_WHAT IS REQUIRED_.
Report only the number of lines in this material that include "Windows".

_SOURCE DATA_.
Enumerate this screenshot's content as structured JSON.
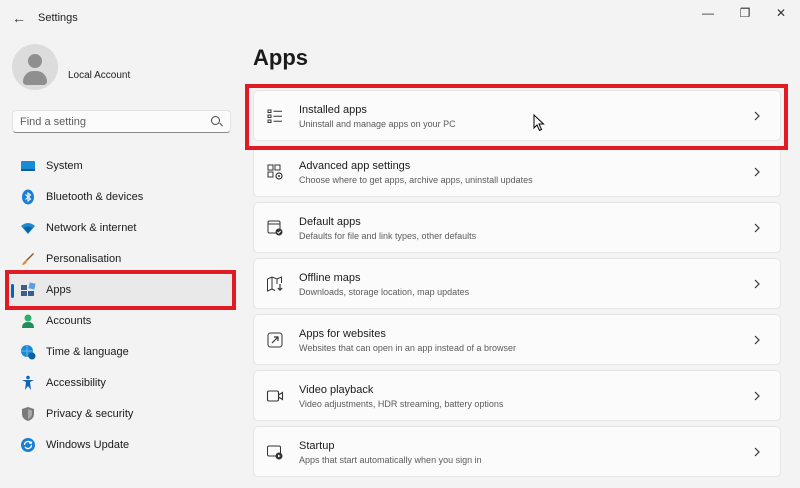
{
  "window": {
    "title": "Settings",
    "back_glyph": "←",
    "minimize_glyph": "—",
    "maximize_glyph": "❐",
    "close_glyph": "✕"
  },
  "profile": {
    "name": "Local Account"
  },
  "search": {
    "placeholder": "Find a setting"
  },
  "nav": {
    "items": [
      {
        "label": "System",
        "icon": "monitor-icon",
        "selected": false
      },
      {
        "label": "Bluetooth & devices",
        "icon": "bluetooth-icon",
        "selected": false
      },
      {
        "label": "Network & internet",
        "icon": "wifi-icon",
        "selected": false
      },
      {
        "label": "Personalisation",
        "icon": "brush-icon",
        "selected": false
      },
      {
        "label": "Apps",
        "icon": "apps-icon",
        "selected": true
      },
      {
        "label": "Accounts",
        "icon": "person-icon",
        "selected": false
      },
      {
        "label": "Time & language",
        "icon": "globe-clock-icon",
        "selected": false
      },
      {
        "label": "Accessibility",
        "icon": "accessibility-icon",
        "selected": false
      },
      {
        "label": "Privacy & security",
        "icon": "shield-icon",
        "selected": false
      },
      {
        "label": "Windows Update",
        "icon": "update-icon",
        "selected": false
      }
    ]
  },
  "main": {
    "title": "Apps",
    "cards": [
      {
        "title": "Installed apps",
        "subtitle": "Uninstall and manage apps on your PC",
        "icon": "list-icon"
      },
      {
        "title": "Advanced app settings",
        "subtitle": "Choose where to get apps, archive apps, uninstall updates",
        "icon": "app-settings-icon"
      },
      {
        "title": "Default apps",
        "subtitle": "Defaults for file and link types, other defaults",
        "icon": "default-apps-icon"
      },
      {
        "title": "Offline maps",
        "subtitle": "Downloads, storage location, map updates",
        "icon": "map-icon"
      },
      {
        "title": "Apps for websites",
        "subtitle": "Websites that can open in an app instead of a browser",
        "icon": "open-link-icon"
      },
      {
        "title": "Video playback",
        "subtitle": "Video adjustments, HDR streaming, battery options",
        "icon": "video-icon"
      },
      {
        "title": "Startup",
        "subtitle": "Apps that start automatically when you sign in",
        "icon": "startup-icon"
      }
    ]
  },
  "colors": {
    "accent": "#0067c0",
    "highlight": "#e01b24",
    "background": "#f3f3f3",
    "card": "#fbfbfb"
  }
}
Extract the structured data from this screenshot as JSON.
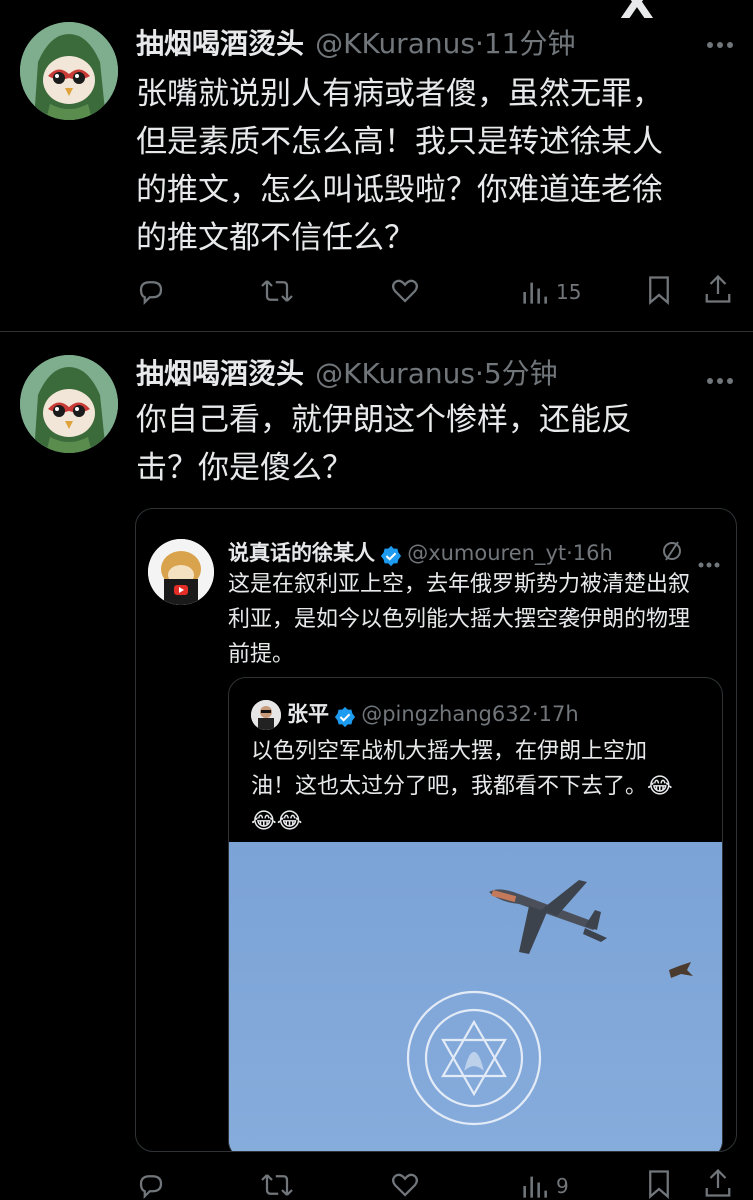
{
  "top_right_fragment": "X",
  "tweets": [
    {
      "name": "抽烟喝酒烫头",
      "handle": "@KKuranus",
      "time": "11分钟",
      "lines": [
        "张嘴就说别人有病或者傻，虽然无罪，",
        "但是素质不怎么高！我只是转述徐某人",
        "的推文，怎么叫诋毁啦？你难道连老徐",
        "的推文都不信任么？"
      ],
      "views": "15"
    },
    {
      "name": "抽烟喝酒烫头",
      "handle": "@KKuranus",
      "time": "5分钟",
      "lines": [
        "你自己看，就伊朗这个惨样，还能反",
        "击？你是傻么？"
      ],
      "views": "9"
    }
  ],
  "quote": {
    "name": "说真话的徐某人",
    "handle": "@xumouren_yt",
    "time": "16h",
    "lines": [
      "这是在叙利亚上空，去年俄罗斯势力被清楚出叙",
      "利亚，是如今以色列能大摇大摆空袭伊朗的物理",
      "前提。"
    ],
    "nested": {
      "name": "张平",
      "handle": "@pingzhang632",
      "time": "17h",
      "lines": [
        "以色列空军战机大摇大摆，在伊朗上空加",
        "油！这也太过分了吧，我都看不下去了。"
      ],
      "emoji": [
        "😂",
        "😂",
        "😂"
      ]
    }
  },
  "colors": {
    "background": "#000000",
    "text": "#e7e9ea",
    "secondary": "#71767b",
    "verified": "#1d9bf0",
    "sky": "#7fa6d8"
  },
  "icons": [
    "reply-icon",
    "retweet-icon",
    "like-icon",
    "views-icon",
    "bookmark-icon",
    "share-icon",
    "more-icon",
    "verified-badge-icon",
    "hide-icon"
  ]
}
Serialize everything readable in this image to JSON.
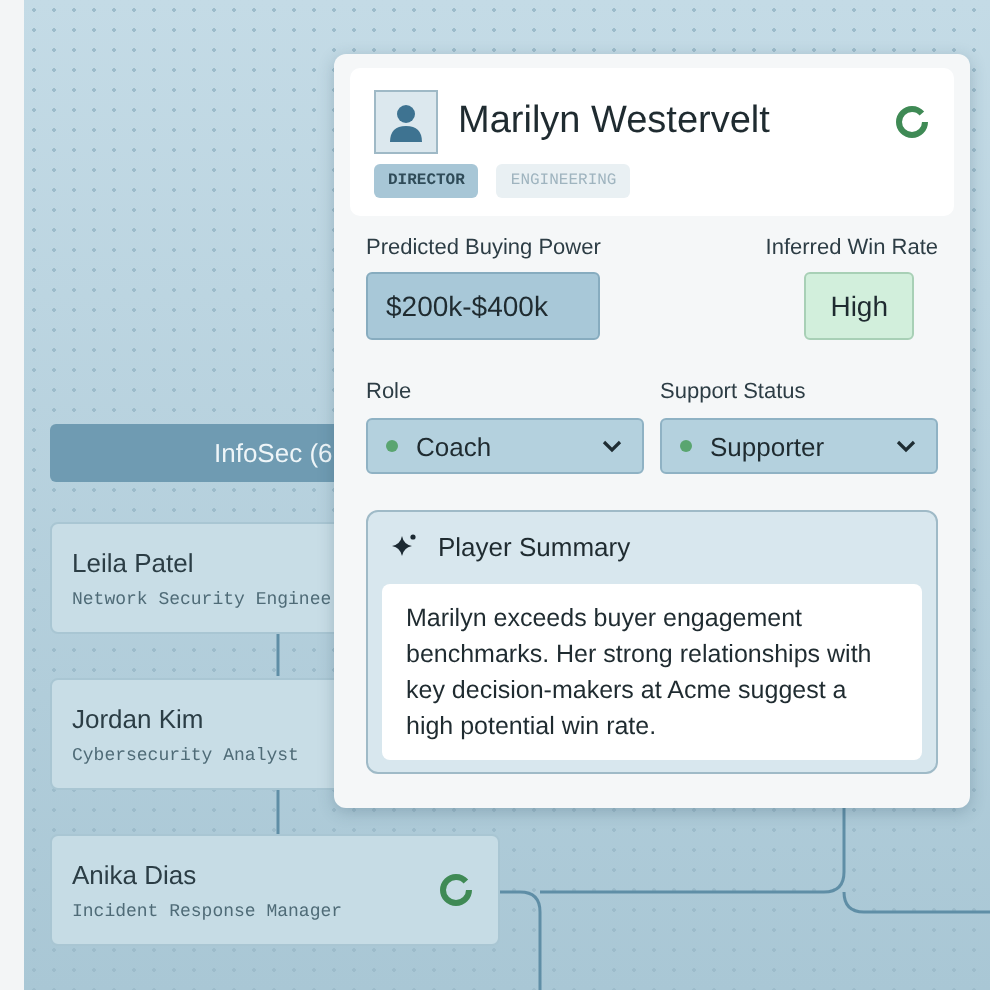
{
  "org": {
    "group": "InfoSec (6",
    "people": [
      {
        "name": "Leila Patel",
        "title": "Network Security Enginee"
      },
      {
        "name": "Jordan Kim",
        "title": "Cybersecurity Analyst"
      },
      {
        "name": "Anika Dias",
        "title": "Incident Response Manager",
        "indicator": true
      }
    ]
  },
  "profile": {
    "name": "Marilyn Westervelt",
    "tags": [
      {
        "label": "DIRECTOR",
        "selected": true
      },
      {
        "label": "ENGINEERING",
        "selected": false
      }
    ],
    "buying_power": {
      "label": "Predicted Buying Power",
      "value": "$200k-$400k"
    },
    "win_rate": {
      "label": "Inferred Win Rate",
      "value": "High"
    },
    "role": {
      "label": "Role",
      "value": "Coach"
    },
    "support": {
      "label": "Support Status",
      "value": "Supporter"
    },
    "summary": {
      "title": "Player Summary",
      "text": "Marilyn exceeds buyer engagement benchmarks. Her strong relationships with key decision-makers at Acme suggest a high potential win rate."
    }
  }
}
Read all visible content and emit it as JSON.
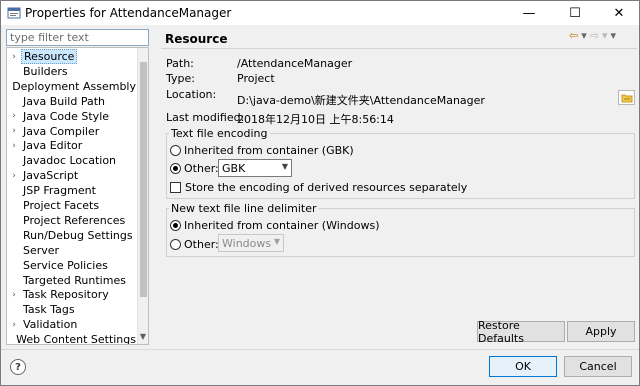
{
  "window": {
    "title": "Properties for AttendanceManager",
    "minimize": "—",
    "maximize": "☐",
    "close": "✕"
  },
  "filter": {
    "placeholder": "type filter text"
  },
  "tree": {
    "items": [
      {
        "label": "Resource",
        "expandable": true,
        "selected": true
      },
      {
        "label": "Builders",
        "expandable": false
      },
      {
        "label": "Deployment Assembly",
        "expandable": false
      },
      {
        "label": "Java Build Path",
        "expandable": false
      },
      {
        "label": "Java Code Style",
        "expandable": true
      },
      {
        "label": "Java Compiler",
        "expandable": true
      },
      {
        "label": "Java Editor",
        "expandable": true
      },
      {
        "label": "Javadoc Location",
        "expandable": false
      },
      {
        "label": "JavaScript",
        "expandable": true
      },
      {
        "label": "JSP Fragment",
        "expandable": false
      },
      {
        "label": "Project Facets",
        "expandable": false
      },
      {
        "label": "Project References",
        "expandable": false
      },
      {
        "label": "Run/Debug Settings",
        "expandable": false
      },
      {
        "label": "Server",
        "expandable": false
      },
      {
        "label": "Service Policies",
        "expandable": false
      },
      {
        "label": "Targeted Runtimes",
        "expandable": false
      },
      {
        "label": "Task Repository",
        "expandable": true
      },
      {
        "label": "Task Tags",
        "expandable": false
      },
      {
        "label": "Validation",
        "expandable": true
      },
      {
        "label": "Web Content Settings",
        "expandable": false
      }
    ]
  },
  "page": {
    "title": "Resource",
    "path_label": "Path:",
    "path_value": "/AttendanceManager",
    "type_label": "Type:",
    "type_value": "Project",
    "location_label": "Location:",
    "location_value": "D:\\java-demo\\新建文件夹\\AttendanceManager",
    "modified_label": "Last modified:",
    "modified_value": "2018年12月10日 上午8:56:14"
  },
  "encoding": {
    "group_title": "Text file encoding",
    "inherited_label": "Inherited from container (GBK)",
    "other_label": "Other:",
    "other_value": "GBK",
    "store_label": "Store the encoding of derived resources separately"
  },
  "delimiter": {
    "group_title": "New text file line delimiter",
    "inherited_label": "Inherited from container (Windows)",
    "other_label": "Other:",
    "other_value": "Windows"
  },
  "buttons": {
    "restore_defaults": "Restore Defaults",
    "apply": "Apply",
    "ok": "OK",
    "cancel": "Cancel"
  },
  "nav": {
    "back": "⇦",
    "back_menu": "▾",
    "forward": "⇨",
    "forward_menu": "▾",
    "menu": "▾"
  },
  "help": {
    "glyph": "?"
  }
}
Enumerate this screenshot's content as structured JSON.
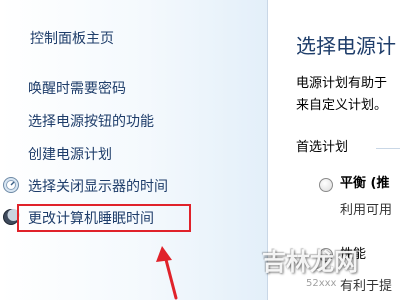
{
  "sidebar": {
    "home_label": "控制面板主页",
    "items": [
      {
        "label": "唤醒时需要密码"
      },
      {
        "label": "选择电源按钮的功能"
      },
      {
        "label": "创建电源计划"
      },
      {
        "label": "选择关闭显示器的时间",
        "icon": "monitor-icon"
      },
      {
        "label": "更改计算机睡眠时间",
        "icon": "moon-icon",
        "highlighted": true
      }
    ]
  },
  "main": {
    "title": "选择电源计",
    "description_line1": "电源计划有助于",
    "description_line2": "来自定义计划。",
    "section_label": "首选计划",
    "plans": [
      {
        "name": "平衡 (推",
        "description": "利用可用"
      },
      {
        "name": "性能",
        "description": "有利于提"
      }
    ]
  },
  "watermark": {
    "text": "吉林龙网",
    "small_text": "52xxx"
  },
  "colors": {
    "link": "#1e3d6a",
    "highlight_border": "#e0222a",
    "arrow": "#e0222a"
  }
}
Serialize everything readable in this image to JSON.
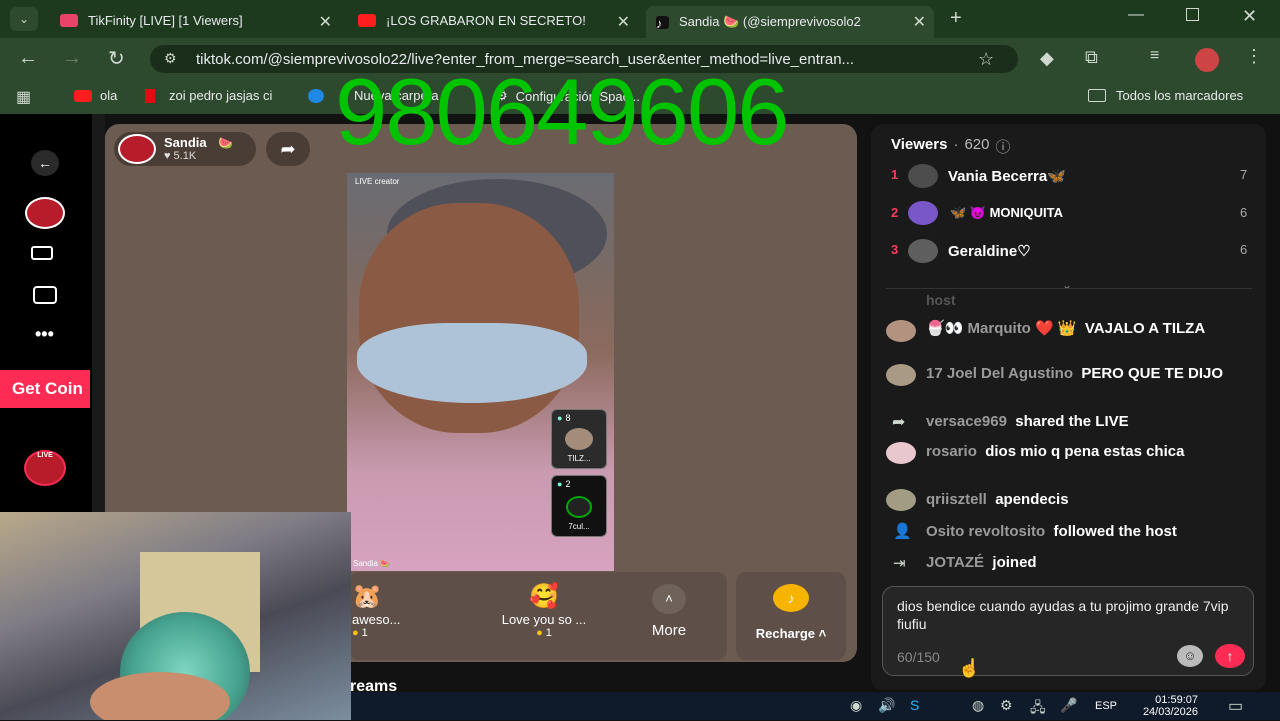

_OUTPUT OF THE TASK_.
3